The dividend, which had been discussed with shareholders in the last few months, was offered despite the fact that rivals Nasdaq OMX Group (NDAQ.O) and IntercontinentalExchange (ICE.N) dropped a competing offer for the New York Stock Exchange parent last month.
Now, the main hurdle for the two exchanges is winning antitrust approval for their $10.2 billion deal in Europe, where the combined company will have a lock on exchange-based derivatives trading.
"I'm not sure whether that dividend was necessary to get the shareholder approval at this stage of the game because you didn't have a competing bid, and I think the risk is more on the competition (antitrust) side," said Chris Allen, exchanges analyst at Evercore Partners.
Deutsche Boerse shareholders have until July 13 to tender their shares in the deal, and shareholders in the Big Board parent are set to vote on July 7.

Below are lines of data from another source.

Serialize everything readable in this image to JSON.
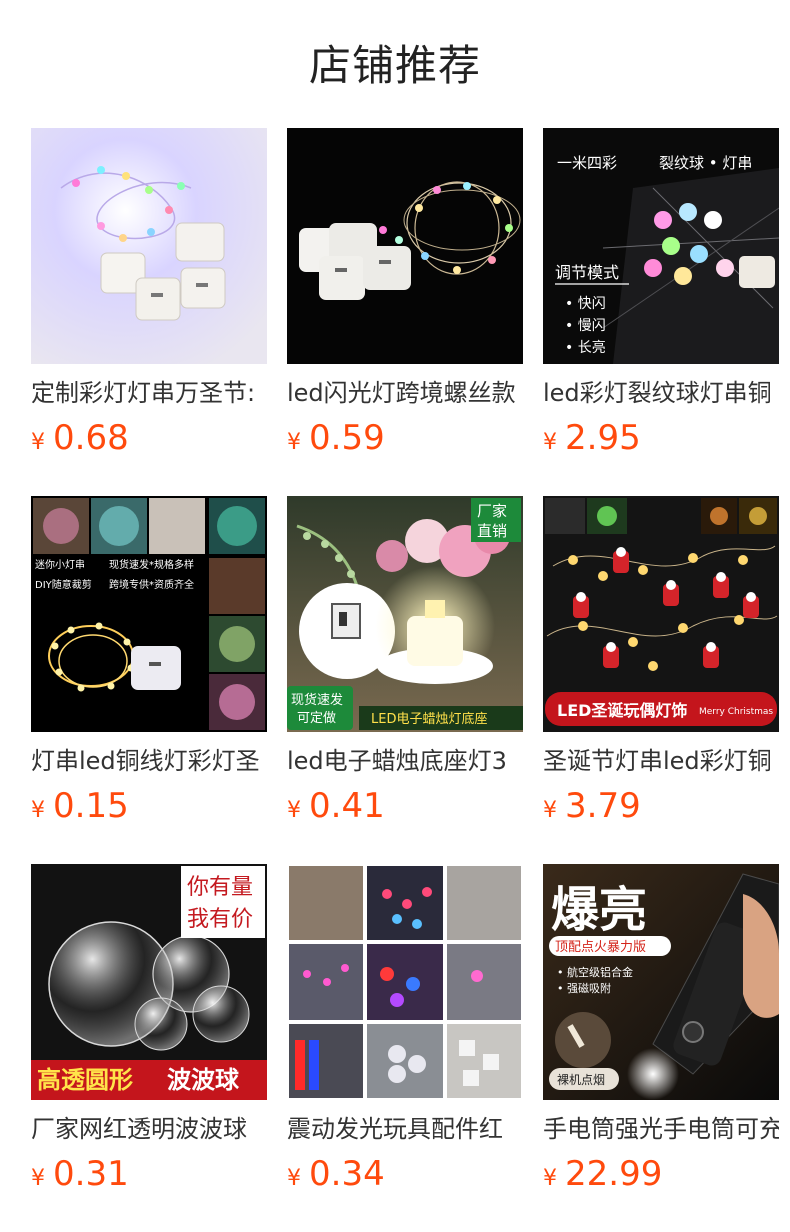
{
  "section": {
    "title": "店铺推荐"
  },
  "currency_symbol": "¥",
  "colors": {
    "price": "#ff4a0d",
    "title": "#222222",
    "product_name": "#333333"
  },
  "products": [
    {
      "name": "定制彩灯灯串万圣节:",
      "price": "0.68",
      "image_icon": "fairy-lights-photo",
      "image_text": []
    },
    {
      "name": "led闪光灯跨境螺丝款",
      "price": "0.59",
      "image_icon": "fairy-lights-dark-photo",
      "image_text": []
    },
    {
      "name": "led彩灯裂纹球灯串铜",
      "price": "2.95",
      "image_icon": "crackle-ball-lights-photo",
      "image_text": [
        "一米四彩",
        "裂纹球 • 灯串",
        "调节模式",
        "• 快闪",
        "• 慢闪",
        "• 长亮"
      ]
    },
    {
      "name": "灯串led铜线灯彩灯圣",
      "price": "0.15",
      "image_icon": "copper-wire-lights-collage",
      "image_text": [
        "迷你小灯串",
        "现货速发*规格多样",
        "DIY随意裁剪",
        "跨境专供*资质齐全"
      ]
    },
    {
      "name": "led电子蜡烛底座灯3",
      "price": "0.41",
      "image_icon": "candle-base-light-photo",
      "image_text": [
        "厂家",
        "直销",
        "现货速发",
        "可定做",
        "LED电子蜡烛灯底座"
      ]
    },
    {
      "name": "圣诞节灯串led彩灯铜",
      "price": "3.79",
      "image_icon": "santa-lights-photo",
      "image_text": [
        "LED圣诞玩偶灯饰",
        "Merry Christmas"
      ]
    },
    {
      "name": "厂家网红透明波波球",
      "price": "0.31",
      "image_icon": "clear-bobo-balls-photo",
      "image_text": [
        "你有量",
        "我有价",
        "高透圆形",
        "波波球"
      ]
    },
    {
      "name": "震动发光玩具配件红",
      "price": "0.34",
      "image_icon": "led-toy-parts-collage",
      "image_text": []
    },
    {
      "name": "手电筒强光手电筒可充",
      "price": "22.99",
      "image_icon": "flashlight-photo",
      "image_text": [
        "爆亮",
        "顶配点火暴力版",
        "• 航空级铝合金",
        "• 强磁吸附",
        "裸机点烟"
      ]
    }
  ]
}
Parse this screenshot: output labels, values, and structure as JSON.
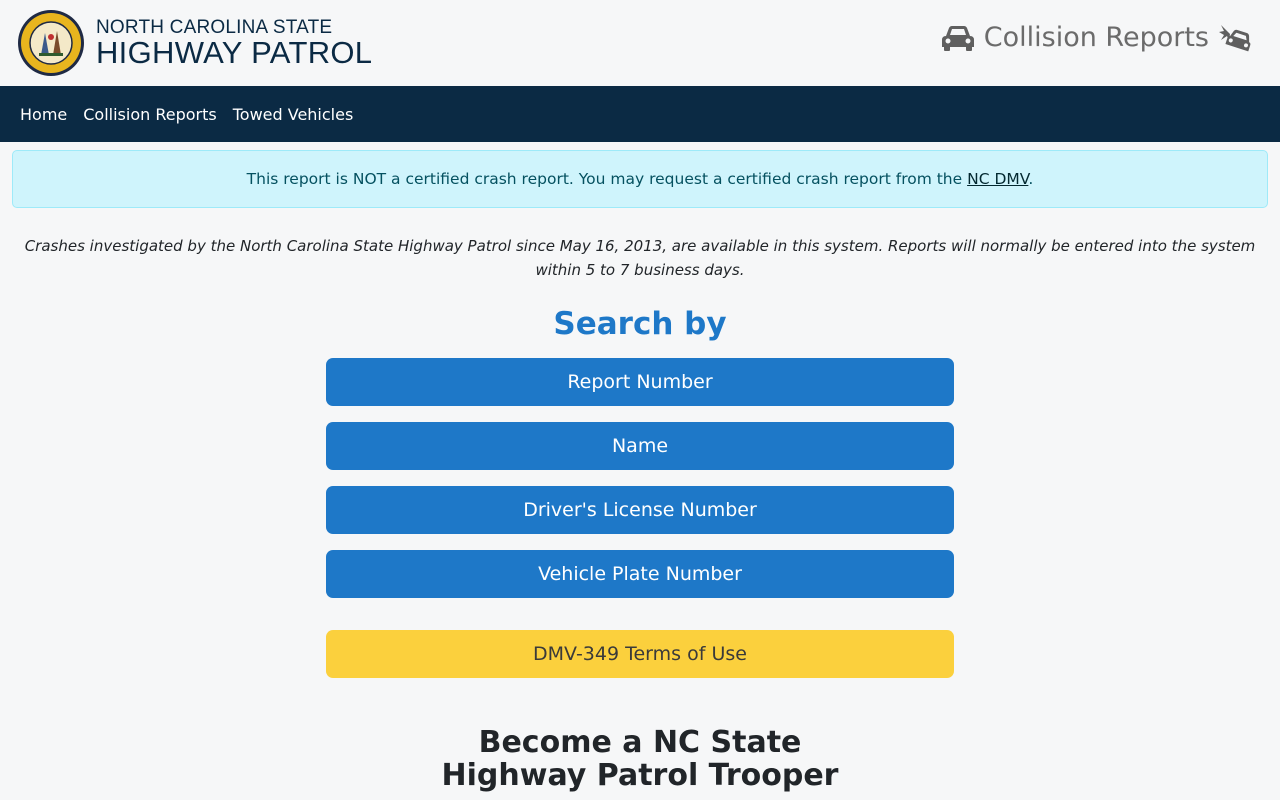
{
  "header": {
    "brand_top": "NORTH CAROLINA STATE",
    "brand_bottom": "HIGHWAY PATROL",
    "app_title": "Collision Reports",
    "seal_icon": "nc-highway-patrol-seal",
    "title_icons": [
      "car-icon",
      "car-crash-icon"
    ]
  },
  "nav": {
    "items": [
      {
        "label": "Home"
      },
      {
        "label": "Collision Reports"
      },
      {
        "label": "Towed Vehicles"
      }
    ]
  },
  "alert": {
    "text_before": "This report is NOT a certified crash report. You may request a certified crash report from the ",
    "link": "NC DMV",
    "text_after": "."
  },
  "intro": "Crashes investigated by the North Carolina State Highway Patrol since May 16, 2013, are available in this system. Reports will normally be entered into the system within 5 to 7 business days.",
  "search": {
    "heading": "Search by",
    "buttons": [
      {
        "label": "Report Number"
      },
      {
        "label": "Name"
      },
      {
        "label": "Driver's License Number"
      },
      {
        "label": "Vehicle Plate Number"
      }
    ],
    "terms_button": "DMV-349 Terms of Use"
  },
  "recruit": {
    "line1": "Become a NC State",
    "line2": "Highway Patrol Trooper"
  },
  "colors": {
    "navbar": "#0b2a44",
    "primary": "#1e78c8",
    "warning": "#fbd03d",
    "alert_bg": "#cff4fc"
  }
}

Deutsche Boerse's shareholders would control 60 percent of the new company. Deutsche Boerse Chief Executive Reto Francioni will assume the role of chairman while Duncan Niederauer, who is head of NYSE Euronext, will become chief executive.
"The ability to provide a special dividend underscores the strength of the combined group," Niederauer said.
Earlier this year Francioni had brushed aside suggestions the company was poised to sweeten its offer.
"We have a signed merger agreement ... which was fully negotiated over a long period of time," Francioni told analysts at the time. "We stand by the terms of the agreement and we are working toward a timely closing."
Yet the $11.3 billion bid from Nasdaq and ICE -- thwarted by the U.S. Justice Department and then withdrawn -- may have influenced the dividend decision. Reuters reported on April 13 that NYSE Euronext and Deutsche Boerse were weighing several options including paying a special dividend, to win shareholder support.
"Both companies have been returning capital to shareholders, and they thought they had a potential to do that given the combination," said Allen. "This is something that has been telegraphed a bit over the last month."
The news came after NYSE Euronext shares were halted, and sparked a brief 1 percent jump. The shares were off 2 cents at $35.48 in afternoon trading. Deutsche Boerse shares closed down 0.6 percent at 53.50 euros.
In a separate move announced on Tuesday, Deutsche Boerse said it had struck a deal with Switzerland's SIX Group to take full control of derivatives arm Eurex, one of the main profit drivers at Deutsche Boerse.
(Reporting by Edward Taylor in Frankfurt and Jonathan Spicer in New York; editing by David Hulmes and Matthew Lewis)